How can governments' use of expert bodies be legitimized? ARENA has been awarded prestigious research funding to examine the tension between expertise and democracy in the EU.
The European Banking Authority (EBA), one of three supervisory authorities for the financial sector, is headquartered in London (photo: EBA)
In the project Democracy and Expert Rule: In Search of Reflexive Legitimacy (REFLEX) a research group at ARENA will examine the legitimacy of expert bodies.
The role of expertise
'There is an internal relation between democracy and knowledge. At the same time, modern democracies could not function unless some tasks are delegated to expert bodies, which are protected against political intervention. Central banks, international organizations and courts, and not least EU agencies, are typical examples', project coordinator Erik O. Eriksen says.
The EU has set up more than 40 agencies to perform specific tasks under EU law, in areas such as food safety, aviation security and defense cooperation. Norway participates in 27 of these agencies, mainly through the EEA Agreement.
'The EU is a particularly interesting example of such delegation. Very complex administrative and political systems have been developed', Eriksen says.
He thinks that the delegation of authority to expert bodies is necessary in modern societies. However, this raises some fundamental questions for democracy.

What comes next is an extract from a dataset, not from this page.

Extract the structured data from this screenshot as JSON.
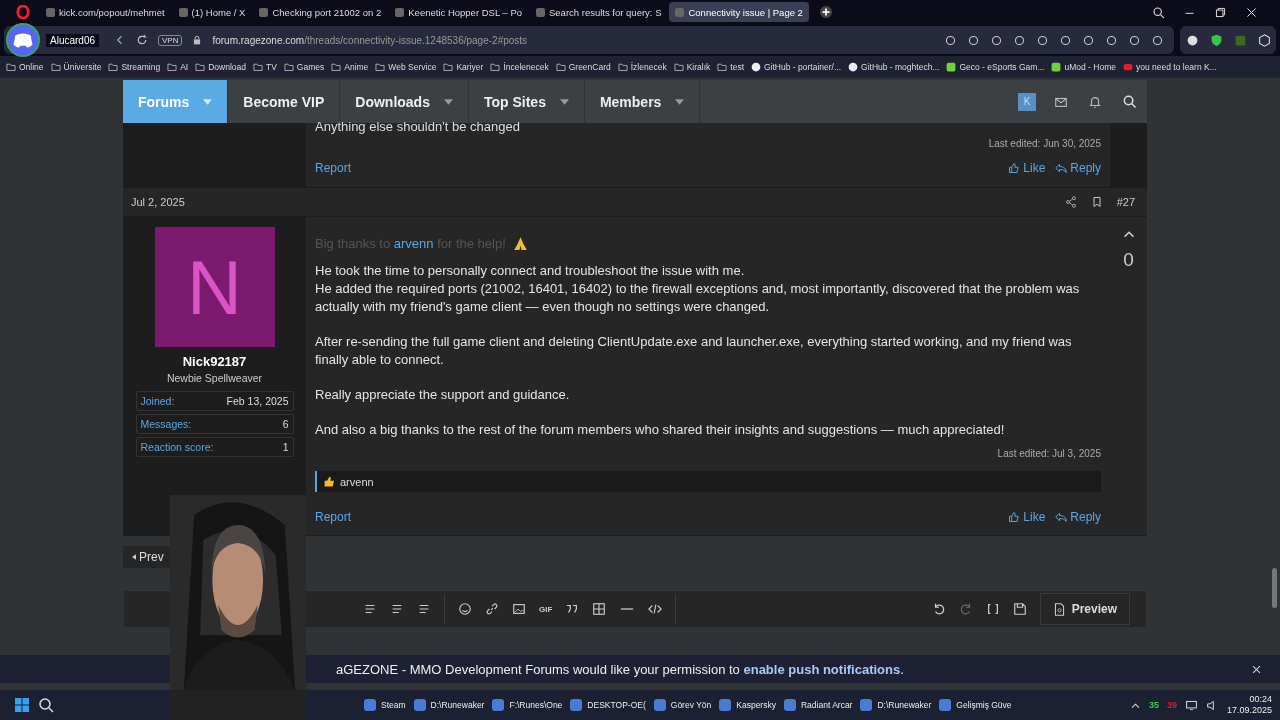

'We don’t have any good answers to how such bodies can be legitimate. This new research grant will give us the opportunity to investigate in-depth a field of great societal relevance, which is at the same time theoretically challenging', Eriksen says.
The purpose of the Norwegian FRIPRO ‘Top Research’ (Toppforsk) grant is to develop world-leading research.
'Toppforsk funding is a new, targeted initiative for providing substantial, long-term funding to research groups that have the potential to become international leaders in their field', Prime Minister Erna Solberg says to the Norwegian Research Council (NRC).
A total of one billion Norwegian kroner (NOK) have been awarded to 46 projects in this joint effort by Norway’s universities and other research institutions and the Ministry of Education and Research, allocated via the NRC. The funds are granted only to projects achieving the highest score in international referee panels.
REFLEX was highly commended for its ambitions in theoretical innovation. The expert panel leaves no doubt that the project results will be in the international forefront of research. The panelists gave the project bid full score.
The Top Research projects are granted NOK 15-25 million (1.6-2.6 million euro) each over a period of 4-5 years.
More than one third of the granted projects are based at the University of Oslo, with as many as three projects at the Faculty of Social Sciences.
An eventful year
This is the third positive announcement of project grants in a short time for ARENA.
Late October, the European Commission notified Helene Sjursen that her project on the EU and global justice (GLOBUS) had been selected for prestigious funding from the EU’s Horizon 2020. Just before Christmas, Cathrine Holst was awarded a grant from the Norwegian Research Council’s DEMOS program. She will co-lead a project on the Norwegian system of public enquiry commissions in light of ‘expertization’ and Europeanization (EUREX).
‘We look forward to starting up these three exciting projects. 2016 will undoubtedly be an eventful year’, ARENA director Eriksen says.